Total on stacked columns/bars; Issue #397 September 5, 2017

Recently I wrote about how I think presenters should replace stacked column or bar graphs with better visuals (see the entire article here). In my customized workshops I have participants who need to create a stacked graph because the boss wants it or the audience expects to see the data presented that way. Often they need to show each segment, as well as the total of the segments.

In this article I want to explain two methods for adding the total to a stacked column or bar graph. One method works for both graphs and the other method works only for stacked column graphs. These methods are driven by data, not adding text box labels. This means they are easier to update when the values are copied from Excel.

I will start with the method that only works for stacked column graphs. Here is an example of the total added to segments that break down the total spending on staff into regular and overtime pay.

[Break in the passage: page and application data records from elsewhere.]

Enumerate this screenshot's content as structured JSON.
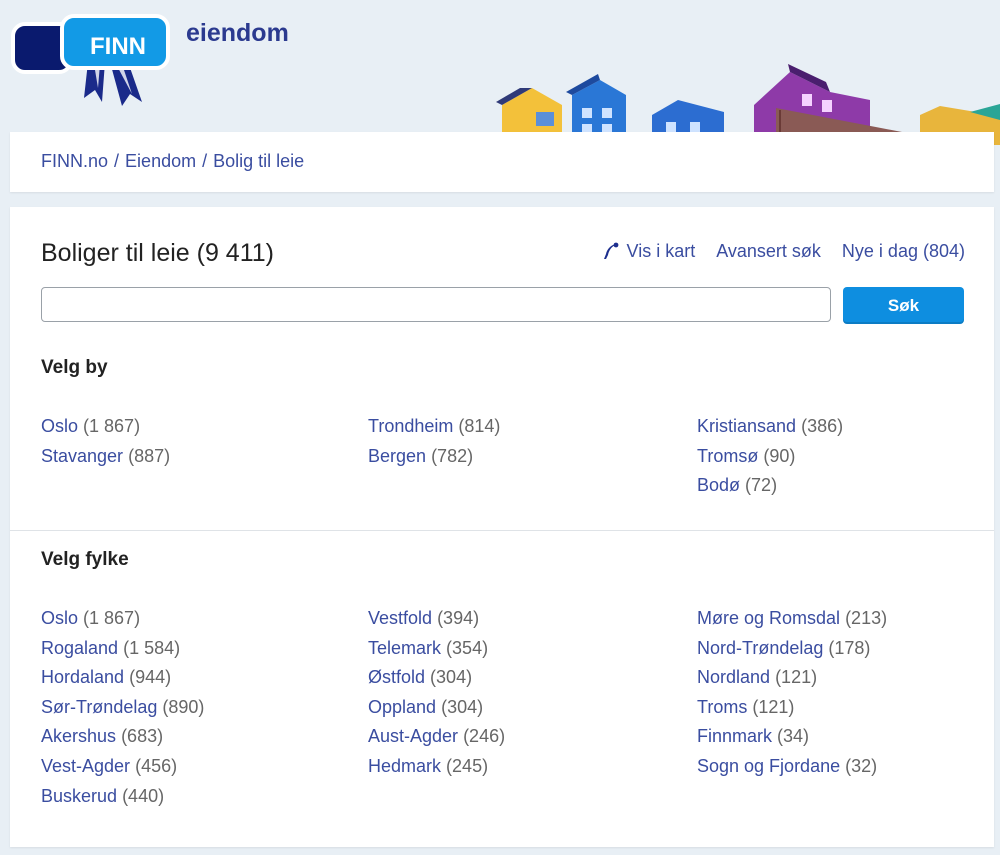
{
  "header": {
    "logo_text": "FINN",
    "site_name": "eiendom"
  },
  "breadcrumb": [
    "FINN.no",
    "Eiendom",
    "Bolig til leie"
  ],
  "page": {
    "title": "Boliger til leie (9 411)",
    "links": {
      "map": "Vis i kart",
      "advanced": "Avansert søk",
      "new_today": "Nye i dag (804)"
    },
    "search": {
      "value": "",
      "button": "Søk"
    }
  },
  "cities": {
    "title": "Velg by",
    "columns": [
      [
        {
          "name": "Oslo",
          "count": "(1 867)"
        },
        {
          "name": "Stavanger",
          "count": "(887)"
        }
      ],
      [
        {
          "name": "Trondheim",
          "count": "(814)"
        },
        {
          "name": "Bergen",
          "count": "(782)"
        }
      ],
      [
        {
          "name": "Kristiansand",
          "count": "(386)"
        },
        {
          "name": "Tromsø",
          "count": "(90)"
        },
        {
          "name": "Bodø",
          "count": "(72)"
        }
      ]
    ]
  },
  "counties": {
    "title": "Velg fylke",
    "columns": [
      [
        {
          "name": "Oslo",
          "count": "(1 867)"
        },
        {
          "name": "Rogaland",
          "count": "(1 584)"
        },
        {
          "name": "Hordaland",
          "count": "(944)"
        },
        {
          "name": "Sør-Trøndelag",
          "count": "(890)"
        },
        {
          "name": "Akershus",
          "count": "(683)"
        },
        {
          "name": "Vest-Agder",
          "count": "(456)"
        },
        {
          "name": "Buskerud",
          "count": "(440)"
        }
      ],
      [
        {
          "name": "Vestfold",
          "count": "(394)"
        },
        {
          "name": "Telemark",
          "count": "(354)"
        },
        {
          "name": "Østfold",
          "count": "(304)"
        },
        {
          "name": "Oppland",
          "count": "(304)"
        },
        {
          "name": "Aust-Agder",
          "count": "(246)"
        },
        {
          "name": "Hedmark",
          "count": "(245)"
        }
      ],
      [
        {
          "name": "Møre og Romsdal",
          "count": "(213)"
        },
        {
          "name": "Nord-Trøndelag",
          "count": "(178)"
        },
        {
          "name": "Nordland",
          "count": "(121)"
        },
        {
          "name": "Troms",
          "count": "(121)"
        },
        {
          "name": "Finnmark",
          "count": "(34)"
        },
        {
          "name": "Sogn og Fjordane",
          "count": "(32)"
        }
      ]
    ]
  },
  "colors": {
    "link": "#3a4da0",
    "brand_blue": "#0e8ee0",
    "brand_navy": "#0a1a6e"
  }
}
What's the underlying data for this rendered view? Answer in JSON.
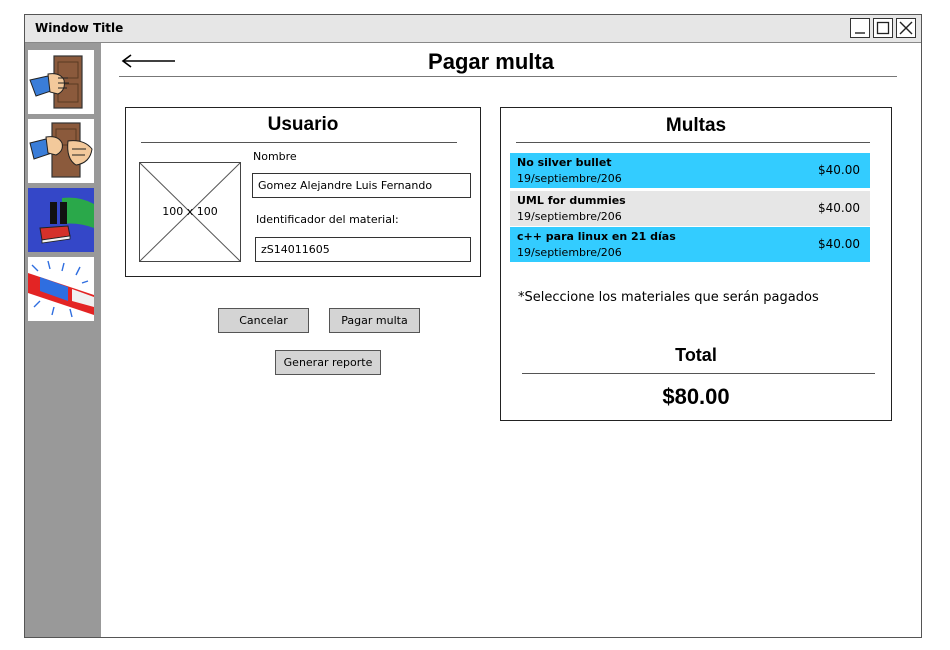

The method used to add the totals to the top of each column is to add an extra data series with the totals as the values. Change the graph type of this series to a line graph. Set the line to no color and add data labels of the values above each data point. This positions the totals above the segments in the column.

As I have done in the example above, I suggest adding data labels to each segment since those values are also important for the audience (if the segments were not important, you would use a simple column graph of the total values). I also added text box labels to indicate what each segment and number represent. This is more effective than the default legend (see this article on replacing the default legends).

Changing one data series to a line graph doesn’t work for stacked bars, so a different method must be used to add totals to the end of the bars as this example shows.

This method is a little more involved. You add two data series to the stacked bar graph. The first is a spacer segment that adds some distance between the end of the last segment and the total value. This is especially important when the data label for a segment runs outside of the segment (as shown in the example above). The second added data series contains the total values. Set the spacer segments to have no fill or outline color, making it invisible. Set the total data series to also have no fill or outline color because we don’t want that segment to show on the graph. Add data labels to the total segment at the Inside Base position so they are at the far left side of the segment.

Using the default horizontal axis you will notice that there is a lot of blank space to the right of the segments. This is space for the total segment, which is not visible. To remove the extra space, change the maximum on the horizontal axis to approximately 10-20% more than the highest total value. This gives enough room for the spacer and totals to be shown while removing the extra space that is not needed. Again I have added a visual legend instead of the default legend (the article referenced above has tips on creating these legends).

This method of adding a spacer and total segment to the graph also works for a stacked column graph. The total series as a line graph method is usually easier for stacked columns.

When you have to add a total to a stacked column or bar graph, consider one of these methods.

By Dave Paradi

Dave Paradi has over twenty-two years of experience delivering customized training workshops to help business professionals improve their presentations. He has written ten books and over 600 articles on the topic of effective presentations and his ideas have appeared in publications around the world. His focus is on helping corporate professionals visually communicate the messages in their data so they don't overwhelm and confuse executives. Dave is one of fewer than ten people in North America recognized by Microsoft with the Most Valuable Professional Award for his contributions to the Excel, PowerPoint, and Teams communities. His articles and videos on virtual presenting have been viewed over 4.8 million times and liked over 17,000 times on YouTube.